**RECORDS SHOWN**
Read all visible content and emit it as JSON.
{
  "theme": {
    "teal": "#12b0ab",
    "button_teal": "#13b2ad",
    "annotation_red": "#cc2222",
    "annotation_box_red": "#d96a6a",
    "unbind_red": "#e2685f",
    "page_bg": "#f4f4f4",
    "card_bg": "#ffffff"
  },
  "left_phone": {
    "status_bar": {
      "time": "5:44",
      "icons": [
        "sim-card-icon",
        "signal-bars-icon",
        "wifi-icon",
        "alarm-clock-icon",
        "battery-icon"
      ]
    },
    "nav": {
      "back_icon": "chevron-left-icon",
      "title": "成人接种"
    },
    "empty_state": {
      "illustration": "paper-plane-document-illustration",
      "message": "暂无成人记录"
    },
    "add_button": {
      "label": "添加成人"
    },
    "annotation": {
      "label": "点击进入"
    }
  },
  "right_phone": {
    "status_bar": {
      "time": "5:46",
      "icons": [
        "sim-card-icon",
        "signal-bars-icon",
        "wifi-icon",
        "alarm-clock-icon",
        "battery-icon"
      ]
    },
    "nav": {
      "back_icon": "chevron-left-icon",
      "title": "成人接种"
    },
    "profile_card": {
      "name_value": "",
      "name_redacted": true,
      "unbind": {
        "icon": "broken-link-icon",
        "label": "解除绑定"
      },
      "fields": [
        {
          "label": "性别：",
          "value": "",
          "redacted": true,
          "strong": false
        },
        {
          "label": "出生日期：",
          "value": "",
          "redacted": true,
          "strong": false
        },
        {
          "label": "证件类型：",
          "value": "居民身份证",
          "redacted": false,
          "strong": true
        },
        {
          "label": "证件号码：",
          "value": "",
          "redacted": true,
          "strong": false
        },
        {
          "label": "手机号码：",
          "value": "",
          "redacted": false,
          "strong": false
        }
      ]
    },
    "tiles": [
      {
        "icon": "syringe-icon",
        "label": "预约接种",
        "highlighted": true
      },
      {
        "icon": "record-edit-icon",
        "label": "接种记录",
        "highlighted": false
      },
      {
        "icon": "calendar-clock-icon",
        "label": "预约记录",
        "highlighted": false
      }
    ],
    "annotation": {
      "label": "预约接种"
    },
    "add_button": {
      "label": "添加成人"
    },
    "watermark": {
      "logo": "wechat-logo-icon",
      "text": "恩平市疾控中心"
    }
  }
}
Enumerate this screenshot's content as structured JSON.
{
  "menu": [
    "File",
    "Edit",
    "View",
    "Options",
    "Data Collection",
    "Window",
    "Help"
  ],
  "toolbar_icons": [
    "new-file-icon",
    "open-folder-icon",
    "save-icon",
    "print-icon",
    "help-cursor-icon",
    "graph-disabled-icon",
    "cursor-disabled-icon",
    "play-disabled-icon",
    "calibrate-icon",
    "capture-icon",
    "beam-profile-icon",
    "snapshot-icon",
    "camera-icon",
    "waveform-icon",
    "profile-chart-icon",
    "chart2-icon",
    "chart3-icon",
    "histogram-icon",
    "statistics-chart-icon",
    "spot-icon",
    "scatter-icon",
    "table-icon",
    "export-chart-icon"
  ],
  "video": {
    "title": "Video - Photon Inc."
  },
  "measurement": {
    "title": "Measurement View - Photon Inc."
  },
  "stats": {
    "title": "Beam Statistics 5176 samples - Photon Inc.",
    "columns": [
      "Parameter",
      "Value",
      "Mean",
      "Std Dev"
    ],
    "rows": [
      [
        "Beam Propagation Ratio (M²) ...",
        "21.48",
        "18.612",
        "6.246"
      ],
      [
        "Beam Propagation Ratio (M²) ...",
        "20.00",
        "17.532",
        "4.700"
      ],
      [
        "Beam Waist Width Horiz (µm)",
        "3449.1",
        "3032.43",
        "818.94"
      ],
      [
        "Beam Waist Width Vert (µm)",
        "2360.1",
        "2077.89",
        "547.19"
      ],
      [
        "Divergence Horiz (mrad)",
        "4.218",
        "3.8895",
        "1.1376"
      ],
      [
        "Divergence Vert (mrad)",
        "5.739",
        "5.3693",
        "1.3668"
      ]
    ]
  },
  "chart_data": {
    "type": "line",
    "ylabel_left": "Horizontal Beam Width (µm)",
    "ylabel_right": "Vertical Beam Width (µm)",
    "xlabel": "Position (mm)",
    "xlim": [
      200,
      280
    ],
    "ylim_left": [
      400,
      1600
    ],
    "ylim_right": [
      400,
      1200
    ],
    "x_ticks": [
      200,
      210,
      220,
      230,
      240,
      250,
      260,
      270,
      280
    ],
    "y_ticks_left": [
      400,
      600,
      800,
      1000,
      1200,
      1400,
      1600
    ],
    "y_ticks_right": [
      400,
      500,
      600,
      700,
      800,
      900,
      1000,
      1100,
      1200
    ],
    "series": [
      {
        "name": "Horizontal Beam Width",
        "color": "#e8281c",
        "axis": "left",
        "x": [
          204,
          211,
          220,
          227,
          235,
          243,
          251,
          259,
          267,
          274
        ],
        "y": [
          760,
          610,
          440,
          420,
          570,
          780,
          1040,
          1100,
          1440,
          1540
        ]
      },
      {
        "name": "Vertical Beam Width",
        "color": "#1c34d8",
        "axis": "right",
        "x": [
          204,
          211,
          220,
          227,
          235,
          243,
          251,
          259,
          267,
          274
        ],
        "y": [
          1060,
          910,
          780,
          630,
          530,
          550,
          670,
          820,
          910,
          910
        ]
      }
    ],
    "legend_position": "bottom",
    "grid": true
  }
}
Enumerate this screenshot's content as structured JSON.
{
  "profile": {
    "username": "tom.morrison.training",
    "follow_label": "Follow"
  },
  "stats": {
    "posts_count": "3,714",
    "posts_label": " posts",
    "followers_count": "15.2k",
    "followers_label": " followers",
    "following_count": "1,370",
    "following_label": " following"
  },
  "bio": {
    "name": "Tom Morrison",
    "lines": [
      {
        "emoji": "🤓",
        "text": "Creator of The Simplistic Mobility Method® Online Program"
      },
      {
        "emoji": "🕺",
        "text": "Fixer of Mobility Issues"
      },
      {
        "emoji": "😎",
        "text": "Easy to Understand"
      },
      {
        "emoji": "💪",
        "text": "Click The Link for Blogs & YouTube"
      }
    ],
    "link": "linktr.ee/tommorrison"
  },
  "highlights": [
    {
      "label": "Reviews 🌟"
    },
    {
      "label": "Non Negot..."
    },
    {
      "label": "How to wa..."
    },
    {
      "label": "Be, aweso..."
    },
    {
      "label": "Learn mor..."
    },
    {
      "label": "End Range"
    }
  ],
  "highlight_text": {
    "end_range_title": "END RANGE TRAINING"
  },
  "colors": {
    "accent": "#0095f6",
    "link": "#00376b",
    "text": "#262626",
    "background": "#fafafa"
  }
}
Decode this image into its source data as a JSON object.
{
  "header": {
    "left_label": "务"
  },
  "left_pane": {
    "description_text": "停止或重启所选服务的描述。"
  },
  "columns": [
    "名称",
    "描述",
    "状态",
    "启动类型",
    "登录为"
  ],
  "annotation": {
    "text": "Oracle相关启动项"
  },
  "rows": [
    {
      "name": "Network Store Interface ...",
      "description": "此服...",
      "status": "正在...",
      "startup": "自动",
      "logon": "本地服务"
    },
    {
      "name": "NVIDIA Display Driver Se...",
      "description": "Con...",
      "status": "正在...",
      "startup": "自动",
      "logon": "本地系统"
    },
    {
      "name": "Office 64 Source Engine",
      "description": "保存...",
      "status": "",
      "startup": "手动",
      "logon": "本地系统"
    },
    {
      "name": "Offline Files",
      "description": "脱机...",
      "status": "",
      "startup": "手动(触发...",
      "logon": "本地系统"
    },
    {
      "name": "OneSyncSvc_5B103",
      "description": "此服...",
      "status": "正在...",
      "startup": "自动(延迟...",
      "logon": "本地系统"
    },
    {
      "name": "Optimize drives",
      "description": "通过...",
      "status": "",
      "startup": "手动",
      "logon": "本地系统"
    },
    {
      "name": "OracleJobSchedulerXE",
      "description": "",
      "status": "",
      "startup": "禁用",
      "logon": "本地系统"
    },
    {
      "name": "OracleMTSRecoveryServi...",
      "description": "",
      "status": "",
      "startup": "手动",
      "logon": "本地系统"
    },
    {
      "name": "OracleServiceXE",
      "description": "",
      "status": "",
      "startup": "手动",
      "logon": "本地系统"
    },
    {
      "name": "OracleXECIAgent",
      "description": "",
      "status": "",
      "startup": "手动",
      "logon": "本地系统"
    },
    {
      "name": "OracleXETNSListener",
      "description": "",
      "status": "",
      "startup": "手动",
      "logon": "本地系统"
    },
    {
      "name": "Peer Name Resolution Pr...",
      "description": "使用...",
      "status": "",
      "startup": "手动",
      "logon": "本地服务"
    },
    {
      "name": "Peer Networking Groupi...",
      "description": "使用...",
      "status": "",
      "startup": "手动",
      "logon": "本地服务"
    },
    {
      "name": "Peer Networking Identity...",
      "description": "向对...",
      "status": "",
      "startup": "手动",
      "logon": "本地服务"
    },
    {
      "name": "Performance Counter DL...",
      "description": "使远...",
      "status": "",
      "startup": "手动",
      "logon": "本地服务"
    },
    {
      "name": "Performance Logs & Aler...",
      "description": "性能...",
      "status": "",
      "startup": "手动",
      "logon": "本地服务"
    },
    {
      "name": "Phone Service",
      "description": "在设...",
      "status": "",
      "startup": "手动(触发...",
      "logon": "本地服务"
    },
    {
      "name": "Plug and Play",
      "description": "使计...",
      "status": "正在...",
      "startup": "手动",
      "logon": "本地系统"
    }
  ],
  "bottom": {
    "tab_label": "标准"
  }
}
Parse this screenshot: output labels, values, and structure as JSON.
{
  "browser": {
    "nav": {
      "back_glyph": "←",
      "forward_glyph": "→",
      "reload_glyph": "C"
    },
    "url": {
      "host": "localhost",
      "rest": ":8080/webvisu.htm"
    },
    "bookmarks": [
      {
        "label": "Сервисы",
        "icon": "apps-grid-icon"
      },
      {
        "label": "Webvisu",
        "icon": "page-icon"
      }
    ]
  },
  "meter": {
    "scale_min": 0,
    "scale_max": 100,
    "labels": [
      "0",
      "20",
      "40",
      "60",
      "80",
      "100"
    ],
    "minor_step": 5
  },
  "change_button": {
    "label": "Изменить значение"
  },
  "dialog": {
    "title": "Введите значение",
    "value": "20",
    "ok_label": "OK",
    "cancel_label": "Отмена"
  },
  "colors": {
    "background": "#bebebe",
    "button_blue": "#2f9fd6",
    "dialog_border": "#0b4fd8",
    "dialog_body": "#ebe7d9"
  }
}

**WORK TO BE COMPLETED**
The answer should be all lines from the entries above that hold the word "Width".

**TASK RESPONSE**
        "Beam Waist Width Horiz (µm)",
        "Beam Waist Width Vert (µm)",
    "ylabel_left": "Horizontal Beam Width (µm)",
    "ylabel_right": "Vertical Beam Width (µm)",
        "name": "Horizontal Beam Width",
        "name": "Vertical Beam Width",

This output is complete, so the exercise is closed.